“May you live in interesting times,” says the ancient Chinese proverb which people often refer to as an ancient Chinese curse. These are certainly interesting times: refugee children being separated from their parents at the border, Donald Trump meeting with King Jung-un, Mueller investigating Russia’s possible interference in a US Presidential election… We have much to concern ourselves with these days, as it seems the entire world is shifting and churning. Yet, exactly because in these same interesting times the future rolls towards us in an ominous cloud, we invite you to reflect on our roots – as Americans, as global citizens, as Southerners, if you’re from this neck of the woods, but also as parents, as children, siblings, aunts and uncles, as organisms of a biological world that connects us all at the root.
This issue of Wraparound South asked our contributors to sends us their interpretations of this strange word “root,” its connotations so mixed and often ominous in the American South because of the violence of its past, but also one that echoes with familial love, with reverence for traditions that, in the end, we preserve to honor our ancestors, those whose lives, struggles and sacrifices permitted us to move forward into time, to greet another day, another year, another decade.
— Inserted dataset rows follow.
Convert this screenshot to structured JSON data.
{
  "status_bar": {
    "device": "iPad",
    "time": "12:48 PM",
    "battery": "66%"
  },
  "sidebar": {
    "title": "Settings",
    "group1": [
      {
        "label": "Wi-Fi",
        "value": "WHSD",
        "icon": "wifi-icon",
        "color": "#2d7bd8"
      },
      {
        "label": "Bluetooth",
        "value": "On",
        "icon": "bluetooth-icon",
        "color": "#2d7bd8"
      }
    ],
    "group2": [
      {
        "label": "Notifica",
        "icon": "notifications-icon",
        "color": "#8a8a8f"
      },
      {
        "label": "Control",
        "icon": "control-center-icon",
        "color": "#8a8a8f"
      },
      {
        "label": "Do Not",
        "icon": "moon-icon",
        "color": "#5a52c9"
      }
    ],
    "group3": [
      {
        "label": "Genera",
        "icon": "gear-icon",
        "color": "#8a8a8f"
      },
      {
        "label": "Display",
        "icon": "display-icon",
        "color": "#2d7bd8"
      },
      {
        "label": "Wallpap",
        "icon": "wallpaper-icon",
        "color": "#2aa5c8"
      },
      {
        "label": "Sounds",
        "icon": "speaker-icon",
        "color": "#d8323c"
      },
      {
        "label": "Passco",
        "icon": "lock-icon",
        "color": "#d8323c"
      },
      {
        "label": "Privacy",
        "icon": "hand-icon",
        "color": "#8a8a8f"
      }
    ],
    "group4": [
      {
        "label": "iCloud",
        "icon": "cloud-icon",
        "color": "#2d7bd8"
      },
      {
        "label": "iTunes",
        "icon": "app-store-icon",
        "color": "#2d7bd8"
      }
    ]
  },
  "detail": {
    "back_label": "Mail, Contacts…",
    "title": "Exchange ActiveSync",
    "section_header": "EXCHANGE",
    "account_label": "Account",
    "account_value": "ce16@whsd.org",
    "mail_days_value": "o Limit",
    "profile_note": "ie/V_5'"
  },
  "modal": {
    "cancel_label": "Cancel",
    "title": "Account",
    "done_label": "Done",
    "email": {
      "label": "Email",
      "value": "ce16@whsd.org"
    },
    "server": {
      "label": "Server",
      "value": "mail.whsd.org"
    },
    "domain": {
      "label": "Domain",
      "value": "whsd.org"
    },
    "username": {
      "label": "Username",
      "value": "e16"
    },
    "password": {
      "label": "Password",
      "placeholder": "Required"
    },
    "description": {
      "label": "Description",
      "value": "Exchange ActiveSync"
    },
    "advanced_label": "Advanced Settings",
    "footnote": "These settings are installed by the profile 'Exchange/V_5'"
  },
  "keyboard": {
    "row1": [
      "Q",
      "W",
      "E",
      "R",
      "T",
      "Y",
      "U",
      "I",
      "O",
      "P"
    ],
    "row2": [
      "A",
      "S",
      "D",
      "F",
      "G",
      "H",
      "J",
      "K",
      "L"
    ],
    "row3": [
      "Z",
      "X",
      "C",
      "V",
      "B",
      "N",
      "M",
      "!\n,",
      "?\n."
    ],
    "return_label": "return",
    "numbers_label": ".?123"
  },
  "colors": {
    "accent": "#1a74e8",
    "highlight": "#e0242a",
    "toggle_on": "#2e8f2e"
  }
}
It was not surprising to see how many responded with literature that focused on family bonds, but also on ancestry, from Europe, Africa, Latin America, intuitive, tender reflections on the immigrant experience, on the ultimate sacrifice of exile and adaptation that many of our ancestors submitted to out of love, and on the effect of that sacrifice on the younger generations.
We hope that you will enjoy our selection. We hope that as you read you reflect as well on your own roots, not only with respect to an abstract ideal of the “greatness” our country presumably enjoyed, but in terms of that which connects you to the depths of this planet, our mother earth, that which enables you to thrive and grow.
Thank you for your continued patronage of our journal, and thanks to the volunteers and interns who helped us complete this issue. We would not be here without your support.
Laura Valeri, Managing Editor